Robert Karrow, 91 police academy was among many feats
If any of Robert J. Karrow's police colleagues doubted the power of hypnosis, a case of stolen underwear opened their minds.
In 1946, Mr. Karrow hypnotized a man who had been caught stealing women's undergarments from clotheslines.
"Under hypnosis, the man admitted the thefts and helped detectives cancel 91 cases," said Dave Crow, past president of the Retired Fire & Police Association
Mr. Karrow would go on to introduce the polygraph to the San Diego Police Department's arsenal in 1953, direct the department's first reserve unit and develop the department's first police operations manual.
As much as anything, though, he'll be remembered for his role as the founding director of what today is the San Diego Police Academy.
Mr. Karrow, who retired from police work as a lieutenant in 1957, died Friday at his home in the San Carlos area. He was 91.
He had been suffering from congestive heart failure and cancer, Crow said.
"The department owes a huge debt of gratitude to Lt. Karrow for pioneering the concept of law enforcement recruitment and in-service training that now exists nationwide," said Bob Crosby, a retired colleague.
A Navy veteran, Mr. Karrow joined the San Diego Police Department in July 1935. After working in patrol, he was assigned to an undercover operation targeting bookmakers.
He was chosen by then-Chief Cliff Peterson to head the new police training school in 1945. In that role, he conducted research on hypnosis in law enforcement and the use of the polygraph as a lie detector device.
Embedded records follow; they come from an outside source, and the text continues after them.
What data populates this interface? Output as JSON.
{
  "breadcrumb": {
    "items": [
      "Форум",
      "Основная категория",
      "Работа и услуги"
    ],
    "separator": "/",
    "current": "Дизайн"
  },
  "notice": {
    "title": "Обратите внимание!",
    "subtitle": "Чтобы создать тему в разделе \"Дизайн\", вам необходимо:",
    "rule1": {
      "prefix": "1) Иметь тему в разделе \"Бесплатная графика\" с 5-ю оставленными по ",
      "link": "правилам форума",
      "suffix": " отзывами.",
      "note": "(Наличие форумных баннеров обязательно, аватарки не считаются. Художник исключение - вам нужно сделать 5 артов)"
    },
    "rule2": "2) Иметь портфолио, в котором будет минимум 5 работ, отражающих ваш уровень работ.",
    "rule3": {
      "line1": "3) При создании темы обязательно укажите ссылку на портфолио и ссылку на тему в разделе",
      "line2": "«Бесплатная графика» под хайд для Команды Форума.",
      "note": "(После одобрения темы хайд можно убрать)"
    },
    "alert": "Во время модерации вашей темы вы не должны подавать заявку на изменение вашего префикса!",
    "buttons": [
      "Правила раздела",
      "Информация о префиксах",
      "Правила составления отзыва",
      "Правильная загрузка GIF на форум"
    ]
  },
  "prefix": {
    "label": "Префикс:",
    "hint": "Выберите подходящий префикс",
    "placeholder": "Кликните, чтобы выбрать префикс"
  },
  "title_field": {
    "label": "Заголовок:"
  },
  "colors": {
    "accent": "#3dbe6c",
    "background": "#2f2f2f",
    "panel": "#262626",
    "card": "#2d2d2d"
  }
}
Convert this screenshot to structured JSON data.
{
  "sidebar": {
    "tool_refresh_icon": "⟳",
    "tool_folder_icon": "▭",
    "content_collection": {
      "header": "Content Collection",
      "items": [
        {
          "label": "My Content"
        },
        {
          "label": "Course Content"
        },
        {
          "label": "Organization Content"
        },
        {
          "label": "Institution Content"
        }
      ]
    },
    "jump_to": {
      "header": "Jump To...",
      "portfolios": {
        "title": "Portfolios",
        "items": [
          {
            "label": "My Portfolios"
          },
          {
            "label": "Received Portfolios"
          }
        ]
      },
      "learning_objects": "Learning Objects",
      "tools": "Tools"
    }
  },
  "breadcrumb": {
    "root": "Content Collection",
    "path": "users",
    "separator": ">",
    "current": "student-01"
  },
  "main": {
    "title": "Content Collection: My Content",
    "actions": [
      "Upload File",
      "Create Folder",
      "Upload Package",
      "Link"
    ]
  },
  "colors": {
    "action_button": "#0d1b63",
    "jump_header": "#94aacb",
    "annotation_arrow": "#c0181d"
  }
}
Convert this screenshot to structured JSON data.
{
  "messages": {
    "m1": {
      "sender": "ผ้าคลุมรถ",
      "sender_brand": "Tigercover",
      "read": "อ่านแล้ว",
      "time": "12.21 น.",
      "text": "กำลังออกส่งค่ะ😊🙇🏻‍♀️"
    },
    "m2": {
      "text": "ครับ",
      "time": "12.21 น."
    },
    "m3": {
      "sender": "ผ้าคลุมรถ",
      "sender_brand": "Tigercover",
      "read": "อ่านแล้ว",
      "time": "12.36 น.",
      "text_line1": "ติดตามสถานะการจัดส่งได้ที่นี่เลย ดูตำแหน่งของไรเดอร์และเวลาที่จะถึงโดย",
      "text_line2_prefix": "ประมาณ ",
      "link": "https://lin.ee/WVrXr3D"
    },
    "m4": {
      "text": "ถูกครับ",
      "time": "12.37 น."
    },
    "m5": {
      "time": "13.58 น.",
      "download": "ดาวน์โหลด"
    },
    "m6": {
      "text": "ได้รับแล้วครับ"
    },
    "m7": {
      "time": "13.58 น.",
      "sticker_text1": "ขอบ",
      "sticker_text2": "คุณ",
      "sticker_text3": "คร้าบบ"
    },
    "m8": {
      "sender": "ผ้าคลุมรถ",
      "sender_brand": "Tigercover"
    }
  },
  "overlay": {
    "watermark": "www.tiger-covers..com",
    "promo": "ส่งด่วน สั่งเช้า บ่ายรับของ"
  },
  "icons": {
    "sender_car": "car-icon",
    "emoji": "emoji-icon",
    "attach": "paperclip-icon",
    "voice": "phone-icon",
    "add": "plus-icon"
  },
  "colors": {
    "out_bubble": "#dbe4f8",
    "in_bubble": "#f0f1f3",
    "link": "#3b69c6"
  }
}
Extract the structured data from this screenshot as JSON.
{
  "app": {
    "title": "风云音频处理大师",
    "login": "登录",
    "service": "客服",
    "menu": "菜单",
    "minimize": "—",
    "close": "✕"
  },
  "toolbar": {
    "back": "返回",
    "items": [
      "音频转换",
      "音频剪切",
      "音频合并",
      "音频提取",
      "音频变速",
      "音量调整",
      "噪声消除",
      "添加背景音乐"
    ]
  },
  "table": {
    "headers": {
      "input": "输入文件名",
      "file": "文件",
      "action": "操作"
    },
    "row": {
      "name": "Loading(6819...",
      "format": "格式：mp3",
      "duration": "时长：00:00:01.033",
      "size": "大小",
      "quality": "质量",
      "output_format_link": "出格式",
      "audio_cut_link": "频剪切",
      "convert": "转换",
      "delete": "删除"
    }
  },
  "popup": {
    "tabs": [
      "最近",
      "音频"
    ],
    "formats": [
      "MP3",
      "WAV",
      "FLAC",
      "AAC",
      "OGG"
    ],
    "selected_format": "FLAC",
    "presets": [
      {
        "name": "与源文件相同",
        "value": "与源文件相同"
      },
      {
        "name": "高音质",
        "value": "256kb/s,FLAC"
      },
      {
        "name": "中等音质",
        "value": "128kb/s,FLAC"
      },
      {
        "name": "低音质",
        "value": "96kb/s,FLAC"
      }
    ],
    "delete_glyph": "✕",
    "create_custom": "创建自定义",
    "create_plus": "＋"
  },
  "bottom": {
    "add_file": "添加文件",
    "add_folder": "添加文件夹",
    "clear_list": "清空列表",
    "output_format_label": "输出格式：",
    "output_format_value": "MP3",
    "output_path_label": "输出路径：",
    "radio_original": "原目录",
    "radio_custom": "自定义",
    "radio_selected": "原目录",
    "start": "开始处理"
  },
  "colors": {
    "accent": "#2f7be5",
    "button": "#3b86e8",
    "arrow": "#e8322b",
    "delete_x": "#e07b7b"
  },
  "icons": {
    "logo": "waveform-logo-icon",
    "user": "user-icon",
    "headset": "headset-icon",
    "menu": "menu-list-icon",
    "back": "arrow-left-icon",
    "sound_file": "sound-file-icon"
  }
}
As training director, he established a state-accredited police school and recruited a training committee that included the superintendent of the San Diego Community College District.
By 1947, the school had two full-time and 20 part-time instructors.
A student of psychology, Mr. Karrow was intrigued by hypnosis and the value of the polygraph. In the mid-1940s, he worked closely with a professor of experimental psychology at San Diego State College to master both.
In addition to using the polygraph in police investigations, he conducted polygraph interrogations for superior and municipal court judges. He later noted that the interrogations substantiated judges' opinions of the guilt or innocence of a defendant.
After retiring from police work, Mr. Karrow used a polygraph test in his role of director of security and training for Foodmaker Co. In an employee-screening process, he discovered that 60 percent of employees were stealing. "We cut that down to 1 percent," he told The San Diego Union-Tribune in 1996.
After retiring his polygraph, Mr. Karrow bought three Taco Bell franchises, one in Florida and two in Georgia. He later traded them for three San Diego franchises, which he sold in the mid-1980s.
Looking for a source of relaxation in retirement, Mr. Karrow learned how to play the organ. "He began attending classes, worked with a tutor and became an accomplished organ player," Crow said.
He also attended many retirement lunches and meetings and proved to be an invaluable resource on the history of the San Diego Police Department. "He had been providing historical materials to the Police Historical Society for display at the museum," Crow said.
"He was one of the true giants of his profession, both as an active member and after retirement. He started us on the road to the professional standing and respect that we enjoy today."
Mr. Karrow, a native of Des Moines, Iowa, settled in San Diego after serving in the Navy.
He is survived by a son, Robert Jr. of La Jolla; and a granddaughter.
Cremation was planned.